▶ _Task brief_
Each line with the string "program" is to be copied from the records below.

▶ _Exercise data_
===

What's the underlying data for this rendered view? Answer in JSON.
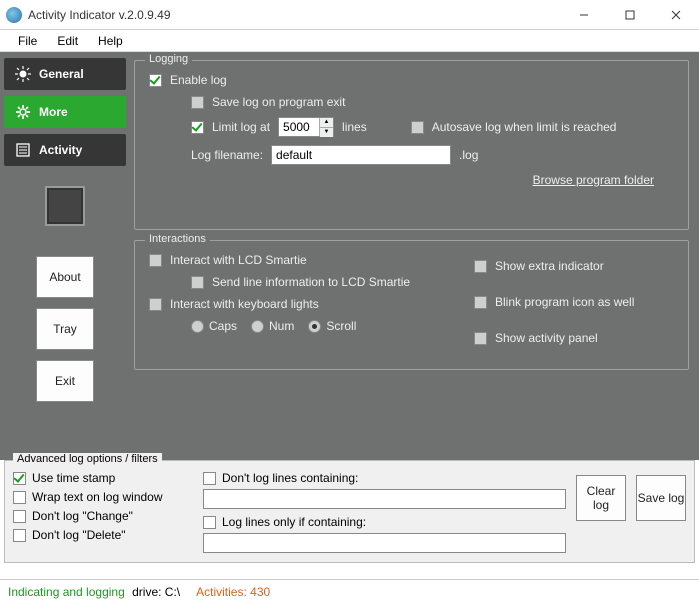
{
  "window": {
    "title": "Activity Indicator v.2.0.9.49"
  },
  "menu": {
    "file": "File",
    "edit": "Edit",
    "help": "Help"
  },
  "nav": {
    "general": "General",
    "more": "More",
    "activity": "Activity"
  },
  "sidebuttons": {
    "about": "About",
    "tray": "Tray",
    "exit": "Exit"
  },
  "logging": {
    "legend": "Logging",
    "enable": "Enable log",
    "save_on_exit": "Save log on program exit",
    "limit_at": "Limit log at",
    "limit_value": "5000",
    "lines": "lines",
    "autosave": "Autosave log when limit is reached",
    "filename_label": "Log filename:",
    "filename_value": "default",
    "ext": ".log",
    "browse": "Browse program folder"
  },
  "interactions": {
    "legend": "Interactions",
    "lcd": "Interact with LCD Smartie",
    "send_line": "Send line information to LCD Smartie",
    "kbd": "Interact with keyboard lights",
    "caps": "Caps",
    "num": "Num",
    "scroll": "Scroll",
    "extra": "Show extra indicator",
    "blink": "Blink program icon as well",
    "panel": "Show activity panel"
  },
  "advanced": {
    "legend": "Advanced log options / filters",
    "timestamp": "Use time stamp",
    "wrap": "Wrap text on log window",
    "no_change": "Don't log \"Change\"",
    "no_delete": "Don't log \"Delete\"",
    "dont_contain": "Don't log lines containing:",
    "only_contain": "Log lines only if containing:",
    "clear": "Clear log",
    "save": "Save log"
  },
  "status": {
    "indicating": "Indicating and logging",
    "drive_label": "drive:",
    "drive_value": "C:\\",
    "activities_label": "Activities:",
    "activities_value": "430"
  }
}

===

▶ _Solution to the exercise_
    "save_on_exit": "Save log on program exit",
    "browse": "Browse program folder"
    "blink": "Blink program icon as well",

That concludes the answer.